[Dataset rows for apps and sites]
====

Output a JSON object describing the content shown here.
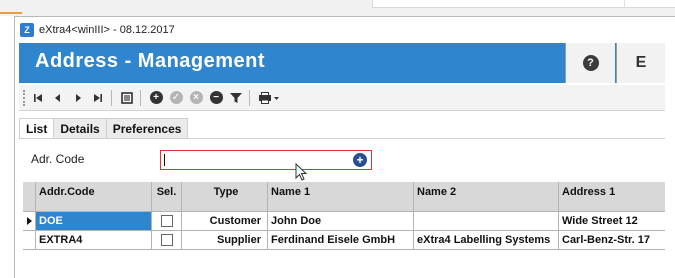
{
  "window": {
    "title": "eXtra4<winIII> - 08.12.2017",
    "app_icon": "Z"
  },
  "header": {
    "title": "Address - Management",
    "help_glyph": "?",
    "exit_glyph": "E"
  },
  "toolbar": {
    "buttons": [
      "first-record-icon",
      "previous-record-icon",
      "next-record-icon",
      "last-record-icon",
      "grid-view-icon",
      "add-icon",
      "confirm-icon",
      "cancel-icon",
      "remove-icon",
      "filter-icon",
      "print-icon"
    ]
  },
  "tabs": [
    {
      "label": "List",
      "active": true
    },
    {
      "label": "Details",
      "active": false
    },
    {
      "label": "Preferences",
      "active": false
    }
  ],
  "filter": {
    "label": "Adr. Code",
    "value": ""
  },
  "grid": {
    "columns": [
      "Addr.Code",
      "Sel.",
      "Type",
      "Name 1",
      "Name 2",
      "Address 1"
    ],
    "rows": [
      {
        "code": "DOE",
        "selected": false,
        "type": "Customer",
        "name1": "John Doe",
        "name2": "",
        "address1": "Wide Street 12",
        "current": true
      },
      {
        "code": "EXTRA4",
        "selected": false,
        "type": "Supplier",
        "name1": "Ferdinand Eisele GmbH",
        "name2": "eXtra4 Labelling Systems",
        "address1": "Carl-Benz-Str. 17",
        "current": false
      }
    ]
  },
  "colors": {
    "header_blue": "#2f86ce",
    "accent_orange": "#f19a3e",
    "input_border_red": "#d9363e"
  }
}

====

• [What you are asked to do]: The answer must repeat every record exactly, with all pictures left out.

• [Result]:
Output a JSON object describing the content shown here.
{
  "window": {
    "title": "eXtra4<winIII> - 08.12.2017",
    "app_icon": "Z"
  },
  "header": {
    "title": "Address - Management",
    "help_glyph": "?",
    "exit_glyph": "E"
  },
  "toolbar": {
    "buttons": [
      "first-record-icon",
      "previous-record-icon",
      "next-record-icon",
      "last-record-icon",
      "grid-view-icon",
      "add-icon",
      "confirm-icon",
      "cancel-icon",
      "remove-icon",
      "filter-icon",
      "print-icon"
    ]
  },
  "tabs": [
    {
      "label": "List",
      "active": true
    },
    {
      "label": "Details",
      "active": false
    },
    {
      "label": "Preferences",
      "active": false
    }
  ],
  "filter": {
    "label": "Adr. Code",
    "value": ""
  },
  "grid": {
    "columns": [
      "Addr.Code",
      "Sel.",
      "Type",
      "Name 1",
      "Name 2",
      "Address 1"
    ],
    "rows": [
      {
        "code": "DOE",
        "selected": false,
        "type": "Customer",
        "name1": "John Doe",
        "name2": "",
        "address1": "Wide Street 12",
        "current": true
      },
      {
        "code": "EXTRA4",
        "selected": false,
        "type": "Supplier",
        "name1": "Ferdinand Eisele GmbH",
        "name2": "eXtra4 Labelling Systems",
        "address1": "Carl-Benz-Str. 17",
        "current": false
      }
    ]
  },
  "colors": {
    "header_blue": "#2f86ce",
    "accent_orange": "#f19a3e",
    "input_border_red": "#d9363e"
  }
}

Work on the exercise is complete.